He achieves this without a single public appearance. He never leaves his house without a white hood until his appearance on Frontline.
The public debut changes his life forever. He realizes he is African-American, at which point, he ends his 19-year marriage.
His reason? He did not want to be with a woman who dated outside her race; only he used more racist words to convey that.
The character's profoundly ironic existence and the generous use of the n-word made the skit more hilarious than any description could ever do justice.
And as the skit that started Chappelle's show, it set the bar really high for Chappelle.
2. Tyrone Biggums
If Bigsby was the opening episode, Biggums was the second, and boy did Chappelle clear the high bar he set for himself.
Chappelle's crackhead man-child character, Tyrone Biggums, was a humorous take on addiction, coming at a time when the crack epidemic was still a big topic.
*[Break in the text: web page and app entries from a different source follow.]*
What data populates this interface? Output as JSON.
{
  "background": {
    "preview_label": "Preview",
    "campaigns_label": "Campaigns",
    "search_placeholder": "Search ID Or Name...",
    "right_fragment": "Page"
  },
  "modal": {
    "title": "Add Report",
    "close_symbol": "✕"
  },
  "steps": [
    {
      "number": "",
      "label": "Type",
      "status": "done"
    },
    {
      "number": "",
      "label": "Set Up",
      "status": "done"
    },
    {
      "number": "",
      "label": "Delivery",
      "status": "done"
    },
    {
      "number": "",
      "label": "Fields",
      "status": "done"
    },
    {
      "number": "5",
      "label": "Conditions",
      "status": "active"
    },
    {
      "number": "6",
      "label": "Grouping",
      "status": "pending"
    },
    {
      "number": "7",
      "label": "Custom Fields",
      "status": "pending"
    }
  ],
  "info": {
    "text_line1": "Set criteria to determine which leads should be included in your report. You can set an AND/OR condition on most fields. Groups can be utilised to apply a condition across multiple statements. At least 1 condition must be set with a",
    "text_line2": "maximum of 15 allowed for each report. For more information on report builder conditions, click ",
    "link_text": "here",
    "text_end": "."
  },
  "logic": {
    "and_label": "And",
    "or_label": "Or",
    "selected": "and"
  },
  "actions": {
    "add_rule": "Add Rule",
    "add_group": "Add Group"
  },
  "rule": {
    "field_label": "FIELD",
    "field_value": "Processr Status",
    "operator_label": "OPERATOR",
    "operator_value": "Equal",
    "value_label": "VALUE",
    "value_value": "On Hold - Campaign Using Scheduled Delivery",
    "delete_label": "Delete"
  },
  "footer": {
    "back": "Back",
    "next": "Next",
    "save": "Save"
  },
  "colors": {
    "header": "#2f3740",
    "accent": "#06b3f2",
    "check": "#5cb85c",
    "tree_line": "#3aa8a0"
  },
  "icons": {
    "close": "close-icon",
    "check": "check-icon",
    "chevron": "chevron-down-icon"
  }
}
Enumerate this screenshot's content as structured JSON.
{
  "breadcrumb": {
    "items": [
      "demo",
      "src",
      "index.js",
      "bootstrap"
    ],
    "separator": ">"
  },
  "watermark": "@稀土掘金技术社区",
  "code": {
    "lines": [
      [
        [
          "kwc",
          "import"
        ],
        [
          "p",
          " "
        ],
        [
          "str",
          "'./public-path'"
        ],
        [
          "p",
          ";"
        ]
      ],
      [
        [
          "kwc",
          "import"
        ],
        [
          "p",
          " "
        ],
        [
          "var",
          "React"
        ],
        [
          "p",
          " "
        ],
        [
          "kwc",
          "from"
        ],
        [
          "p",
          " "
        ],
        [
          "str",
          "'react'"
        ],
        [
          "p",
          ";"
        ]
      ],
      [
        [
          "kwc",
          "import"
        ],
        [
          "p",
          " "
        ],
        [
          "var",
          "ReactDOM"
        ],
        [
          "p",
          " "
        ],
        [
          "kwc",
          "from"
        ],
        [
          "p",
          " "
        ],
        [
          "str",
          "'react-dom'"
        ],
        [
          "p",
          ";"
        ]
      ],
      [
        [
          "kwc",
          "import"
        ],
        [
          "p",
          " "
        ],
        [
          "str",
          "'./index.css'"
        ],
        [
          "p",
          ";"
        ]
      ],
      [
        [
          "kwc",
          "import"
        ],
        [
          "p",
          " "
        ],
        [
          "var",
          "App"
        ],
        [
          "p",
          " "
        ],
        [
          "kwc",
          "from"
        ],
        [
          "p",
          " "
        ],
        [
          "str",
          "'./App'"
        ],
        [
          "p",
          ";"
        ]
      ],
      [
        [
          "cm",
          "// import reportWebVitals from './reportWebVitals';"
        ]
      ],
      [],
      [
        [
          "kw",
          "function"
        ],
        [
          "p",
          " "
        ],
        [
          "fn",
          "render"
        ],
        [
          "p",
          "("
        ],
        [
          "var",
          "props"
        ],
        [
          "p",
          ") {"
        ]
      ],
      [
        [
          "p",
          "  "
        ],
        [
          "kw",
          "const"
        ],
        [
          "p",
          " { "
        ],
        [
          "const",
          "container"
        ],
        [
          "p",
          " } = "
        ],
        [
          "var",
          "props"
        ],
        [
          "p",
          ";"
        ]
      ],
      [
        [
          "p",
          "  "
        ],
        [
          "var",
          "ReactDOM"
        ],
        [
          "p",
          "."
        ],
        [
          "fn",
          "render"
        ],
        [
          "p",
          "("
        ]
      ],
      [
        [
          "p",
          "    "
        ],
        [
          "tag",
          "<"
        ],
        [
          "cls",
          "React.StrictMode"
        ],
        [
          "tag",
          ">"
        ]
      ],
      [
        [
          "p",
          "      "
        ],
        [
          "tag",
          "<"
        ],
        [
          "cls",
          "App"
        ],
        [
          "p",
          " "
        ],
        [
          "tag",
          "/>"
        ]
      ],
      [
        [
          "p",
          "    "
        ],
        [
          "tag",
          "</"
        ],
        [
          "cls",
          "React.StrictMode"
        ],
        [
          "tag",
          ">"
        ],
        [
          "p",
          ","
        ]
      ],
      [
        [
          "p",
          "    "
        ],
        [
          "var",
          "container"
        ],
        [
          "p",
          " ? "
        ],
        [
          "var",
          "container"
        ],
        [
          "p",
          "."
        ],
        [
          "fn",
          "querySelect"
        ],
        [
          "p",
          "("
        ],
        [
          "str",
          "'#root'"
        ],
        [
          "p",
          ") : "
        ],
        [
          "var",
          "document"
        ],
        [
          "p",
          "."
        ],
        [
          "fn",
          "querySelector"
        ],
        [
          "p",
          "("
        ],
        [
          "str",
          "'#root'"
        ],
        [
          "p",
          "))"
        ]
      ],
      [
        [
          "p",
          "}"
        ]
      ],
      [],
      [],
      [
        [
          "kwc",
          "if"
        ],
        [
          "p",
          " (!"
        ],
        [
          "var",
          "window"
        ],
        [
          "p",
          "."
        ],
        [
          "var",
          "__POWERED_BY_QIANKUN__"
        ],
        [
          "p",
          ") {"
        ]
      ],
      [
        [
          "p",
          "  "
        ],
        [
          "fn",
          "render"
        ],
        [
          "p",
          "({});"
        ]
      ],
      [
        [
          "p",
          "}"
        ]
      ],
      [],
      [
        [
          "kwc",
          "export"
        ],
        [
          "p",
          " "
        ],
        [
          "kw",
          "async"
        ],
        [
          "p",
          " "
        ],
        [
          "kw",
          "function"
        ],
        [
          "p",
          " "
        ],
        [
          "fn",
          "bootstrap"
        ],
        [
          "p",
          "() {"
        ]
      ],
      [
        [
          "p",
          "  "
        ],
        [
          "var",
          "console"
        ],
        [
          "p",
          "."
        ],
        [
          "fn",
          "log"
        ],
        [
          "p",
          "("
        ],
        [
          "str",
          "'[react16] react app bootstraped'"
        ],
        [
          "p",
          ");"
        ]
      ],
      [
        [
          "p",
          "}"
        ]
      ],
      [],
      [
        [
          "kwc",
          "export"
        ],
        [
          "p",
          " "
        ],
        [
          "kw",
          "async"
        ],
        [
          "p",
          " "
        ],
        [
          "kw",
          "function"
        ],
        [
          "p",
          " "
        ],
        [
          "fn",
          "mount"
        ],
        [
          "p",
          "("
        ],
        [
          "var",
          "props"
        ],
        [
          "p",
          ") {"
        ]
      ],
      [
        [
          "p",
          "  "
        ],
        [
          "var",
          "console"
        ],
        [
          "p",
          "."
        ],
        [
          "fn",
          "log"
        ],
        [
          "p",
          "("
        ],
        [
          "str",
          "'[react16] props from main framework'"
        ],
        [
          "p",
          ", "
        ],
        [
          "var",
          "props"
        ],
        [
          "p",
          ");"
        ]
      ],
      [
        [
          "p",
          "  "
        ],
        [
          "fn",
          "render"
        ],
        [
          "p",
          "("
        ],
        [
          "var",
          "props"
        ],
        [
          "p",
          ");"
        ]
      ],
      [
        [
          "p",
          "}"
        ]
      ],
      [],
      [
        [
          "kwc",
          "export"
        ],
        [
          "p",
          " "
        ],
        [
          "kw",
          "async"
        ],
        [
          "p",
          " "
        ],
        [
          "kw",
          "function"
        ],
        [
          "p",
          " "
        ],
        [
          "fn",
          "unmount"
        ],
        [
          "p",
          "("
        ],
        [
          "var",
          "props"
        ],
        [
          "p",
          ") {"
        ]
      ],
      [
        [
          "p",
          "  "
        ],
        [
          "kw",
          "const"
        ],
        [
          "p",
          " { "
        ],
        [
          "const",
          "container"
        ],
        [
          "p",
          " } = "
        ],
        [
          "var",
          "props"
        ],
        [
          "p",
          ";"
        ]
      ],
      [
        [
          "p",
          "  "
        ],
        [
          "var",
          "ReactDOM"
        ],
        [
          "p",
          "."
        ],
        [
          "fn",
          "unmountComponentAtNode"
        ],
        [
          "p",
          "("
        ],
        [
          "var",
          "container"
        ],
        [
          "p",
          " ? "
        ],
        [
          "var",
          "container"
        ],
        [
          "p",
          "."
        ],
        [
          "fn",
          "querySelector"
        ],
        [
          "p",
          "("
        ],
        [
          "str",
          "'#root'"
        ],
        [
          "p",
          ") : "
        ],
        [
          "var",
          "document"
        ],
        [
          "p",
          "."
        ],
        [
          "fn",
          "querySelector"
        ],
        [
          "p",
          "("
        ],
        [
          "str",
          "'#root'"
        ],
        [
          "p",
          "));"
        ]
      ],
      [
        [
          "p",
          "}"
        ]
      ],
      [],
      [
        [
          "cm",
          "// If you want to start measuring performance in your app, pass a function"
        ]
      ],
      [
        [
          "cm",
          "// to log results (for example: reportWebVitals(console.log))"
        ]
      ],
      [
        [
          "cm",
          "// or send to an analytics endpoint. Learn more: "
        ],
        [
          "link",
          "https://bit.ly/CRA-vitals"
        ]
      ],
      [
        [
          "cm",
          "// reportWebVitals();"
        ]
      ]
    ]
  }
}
A homeless person, Biggums is a crack cocaine addict, quickly recognized by his white, blistered lips and constant scratching.
His other trademark character features are eating peanut butter and crack sandwiches and saying, "I smoke rocks!"
Many of his dialogues, such as "Y'all got anymore of..." and a particular line that shows his extreme willingness to perform oral sex on a man for the white powder have become a mainstay in the meme culture.
Dave Chappelle portrays the always-itchy Tyrone Biggums. (Photo: Twitter)
And neither was a lack of wide-enough passageways, as he once flushed himself down a toilet to escape rehabilitation.
With his recurring appearances within iconic sketches, Biggums became one of the most unforgettable characters Chappelle has ever written.
1. Rick James
If Biggums became legendary memes, Chappelle's Rick James became a phenomenon that transcended comedy itself.
Rick James isn't exactly a character but an exaggeration of Rick James, an American singer-songwriter's personality.
James, like Prince, appeared on 'Charlie Murphy's True Hollywood Stories,' for the first time on February 11, 2004.
Chappelle took James's character and elevated it to include exaggerated mannerisms and similar but REAL stories, narrated by Eddie Murphy's brother Charlie Murphy.
Things like James slapping Murphy, referring to him as 'Darkness,' and the real James's interviews trying to justify his past behaviors all made Chappelle's portrayal amazing.
But the main thing people remember about James is his famous catchphrase — "I'm Rick James, [expletive]!"
Dave Chappelle portrays an exaggerated version of Rick James. (Photo: Twitter)
The line became so famous that it turned into something destructive.
There's one incident where, in 2005, a Mississippi city council candidate named Rick James, with no connection to James or Chappelle's portrayal of him, had a difficult time trying to cope with the infamy of the dialogue.
His campaign slogan, "Vote Rick James," was often defamed by fans of the sketch, changing it to "Vote Rick James [expletive]!"
James's skit was too big for its own good and became the ultimate reason Chappelle stopped doing the show.
While performing stand-up in 2004, the audience started chanting the dialogue, making Chappelle leave the stage mid-set.
Chappelle said he was getting frustrated with the success of the show and the impact it was having on his life.
So valuing his stand-up career more than the sketch show, he went on a hiatus in April 2005, ending once and for all what is probably the most brilliant sketch show to ever air on TV.
Nevertheless, for both good and bad reasons, James became Chappelle's most unforgettable portrayal, if not a character.
There are a few other brilliant characters, like Black Bush, Silky Johnson, and Leonard Washington, which did not make this list but still deserve honorable mentions.